It’s not enough for businesses just to wait for and adhere to these standards. There is a big ethical and reputational risk of not doing what’s right on a social level for your internal and external stakeholders, and this includes your supply chain.
Key areas to address
- Your supply chain
- Diversity and inclusion
- Safety & workplace conditions
- Community engagement
Your supply chain
Diversity and inclusion
Safety & workplace conditions
Difficulty of evaluating
The social aspect of ESG can be more difficult to measure but key principles include transparency of reporting and the authenticity of your business values. For example, it is important to hold yourself to account in terms of your targets, where you do fall short.
Graham Ricketts, RSM UK’s co-head of mining and metals comments: ‘Setting and measuring progress towards ESG targets using reported KPIs is important in allowing investors to understand and compare companies. However, in the absence of formal guidelines, KPI reporting may be vulnerable to inconsistency and even manipulation to tell the story a company wants to tell rather than the actual story.’
Paul Watts, RSM UK’s co-head of energy comments: ‘For our UK head quartered clients, we are seeing our clients typically applying UK corporate guidelines where guidelines don’t exist in locations where they operate. But it is complex to juggle UK standards with requirements such as local permits and licences.’
For energy and natural resource organisations, the external lens of ESG has been critically focussed upon either carbon emissions, human rights or indeed both. Whilst it is unlikely that any such focus will lessen anytime soon (though geographic locations can have a significant influence over this) in reality, we are witnessing a broader approach to viewing their responsibilities on ESG. It is not that carbon emissions or human rights are any less important - rather by taking a wider stance as to ESG in areas, such as diversity and inclusion and wider social impacts within communities, energy and natural resource organisations may be better placed to mitigate such risks and to drive resilience. As we can see in this article, legislation is heading inexorably to greater transparency over an organisation’s full suite of ESG activities and isn’t solely focussed on their own operations. Supply chain activity will be ever more important across a widening number of topics and metrics.
How RSM can help
To discuss ESG issues for your business in more detail, please contact our specialists Rich Hall or Kathy Hobbs.
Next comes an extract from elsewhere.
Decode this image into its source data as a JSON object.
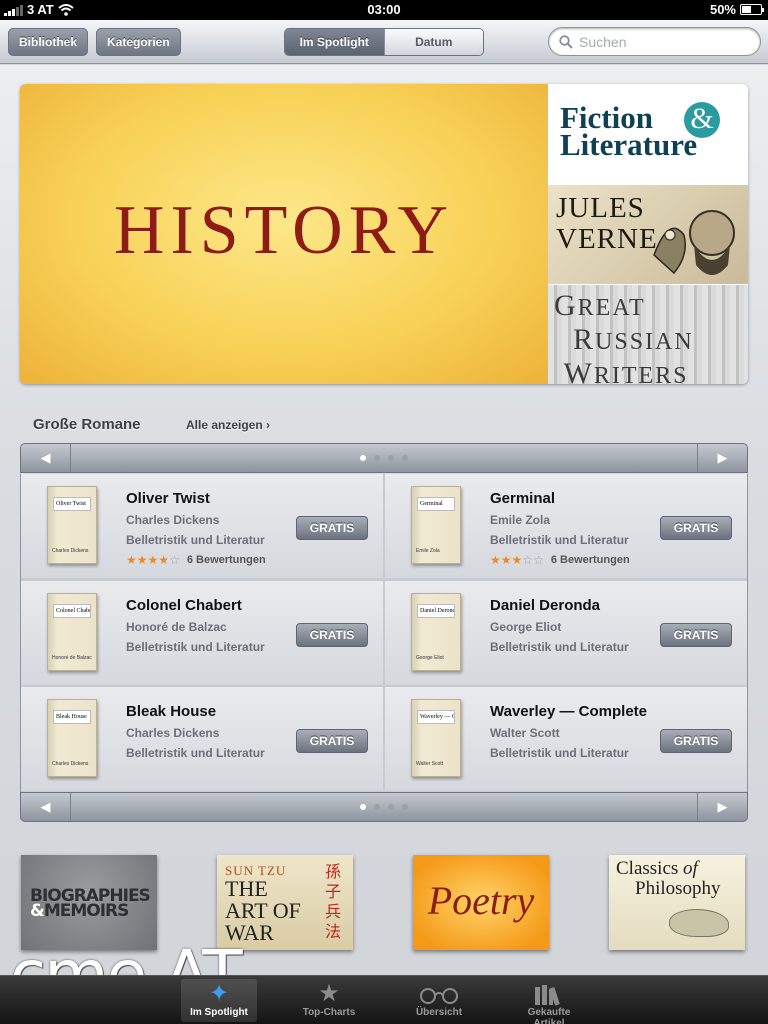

This article was authored in collaboration between our ESG consulting team and our sector experts: Paul Watts, Sheena McGuinness, Grant Morrison, Graham Ricketts and David Hough.